### Task objective
The line containing "What's the underlying" marks where to begin. Write out that line and every line after it exactly, through the last line below.

*** Data shown ***

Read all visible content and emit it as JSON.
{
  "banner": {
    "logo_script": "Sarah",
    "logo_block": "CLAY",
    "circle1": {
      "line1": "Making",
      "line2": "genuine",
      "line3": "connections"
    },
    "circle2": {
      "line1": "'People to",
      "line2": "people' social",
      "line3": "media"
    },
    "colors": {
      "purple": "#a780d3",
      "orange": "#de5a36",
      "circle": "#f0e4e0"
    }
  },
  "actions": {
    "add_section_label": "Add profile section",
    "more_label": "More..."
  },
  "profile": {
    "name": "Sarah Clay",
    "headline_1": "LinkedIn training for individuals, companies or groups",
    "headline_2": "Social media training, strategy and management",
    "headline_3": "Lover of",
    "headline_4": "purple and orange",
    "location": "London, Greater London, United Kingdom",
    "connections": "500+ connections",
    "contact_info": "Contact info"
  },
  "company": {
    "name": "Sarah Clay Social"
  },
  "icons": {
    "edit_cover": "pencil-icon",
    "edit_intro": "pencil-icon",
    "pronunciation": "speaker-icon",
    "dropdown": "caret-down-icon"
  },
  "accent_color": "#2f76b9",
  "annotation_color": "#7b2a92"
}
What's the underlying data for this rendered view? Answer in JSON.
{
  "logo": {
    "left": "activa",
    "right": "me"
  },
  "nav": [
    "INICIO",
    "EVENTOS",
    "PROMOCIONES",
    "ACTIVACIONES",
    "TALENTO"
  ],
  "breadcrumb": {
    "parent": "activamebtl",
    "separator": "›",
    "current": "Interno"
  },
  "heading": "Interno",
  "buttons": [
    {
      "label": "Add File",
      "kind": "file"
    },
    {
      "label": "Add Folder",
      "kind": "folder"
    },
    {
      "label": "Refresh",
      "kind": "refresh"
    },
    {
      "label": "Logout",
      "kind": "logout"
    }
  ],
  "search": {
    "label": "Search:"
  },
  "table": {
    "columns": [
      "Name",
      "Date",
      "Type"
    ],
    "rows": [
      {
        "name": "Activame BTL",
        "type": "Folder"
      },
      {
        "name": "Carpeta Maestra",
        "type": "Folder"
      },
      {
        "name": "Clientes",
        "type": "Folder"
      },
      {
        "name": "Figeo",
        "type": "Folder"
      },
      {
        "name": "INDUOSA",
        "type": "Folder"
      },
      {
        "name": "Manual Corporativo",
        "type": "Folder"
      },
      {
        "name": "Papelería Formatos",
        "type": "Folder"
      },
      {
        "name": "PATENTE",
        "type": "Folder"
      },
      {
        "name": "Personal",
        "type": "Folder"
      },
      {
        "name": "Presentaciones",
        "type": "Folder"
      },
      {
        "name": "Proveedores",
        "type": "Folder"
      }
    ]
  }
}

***

### Solution to this exercise
What's the underlying data for this rendered view? Answer in JSON.
{
  "logo": {
    "left": "activa",
    "right": "me"
  },
  "nav": [
    "INICIO",
    "EVENTOS",
    "PROMOCIONES",
    "ACTIVACIONES",
    "TALENTO"
  ],
  "breadcrumb": {
    "parent": "activamebtl",
    "separator": "›",
    "current": "Interno"
  },
  "heading": "Interno",
  "buttons": [
    {
      "label": "Add File",
      "kind": "file"
    },
    {
      "label": "Add Folder",
      "kind": "folder"
    },
    {
      "label": "Refresh",
      "kind": "refresh"
    },
    {
      "label": "Logout",
      "kind": "logout"
    }
  ],
  "search": {
    "label": "Search:"
  },
  "table": {
    "columns": [
      "Name",
      "Date",
      "Type"
    ],
    "rows": [
      {
        "name": "Activame BTL",
        "type": "Folder"
      },
      {
        "name": "Carpeta Maestra",
        "type": "Folder"
      },
      {
        "name": "Clientes",
        "type": "Folder"
      },
      {
        "name": "Figeo",
        "type": "Folder"
      },
      {
        "name": "INDUOSA",
        "type": "Folder"
      },
      {
        "name": "Manual Corporativo",
        "type": "Folder"
      },
      {
        "name": "Papelería Formatos",
        "type": "Folder"
      },
      {
        "name": "PATENTE",
        "type": "Folder"
      },
      {
        "name": "Personal",
        "type": "Folder"
      },
      {
        "name": "Presentaciones",
        "type": "Folder"
      },
      {
        "name": "Proveedores",
        "type": "Folder"
      }
    ]
  }
}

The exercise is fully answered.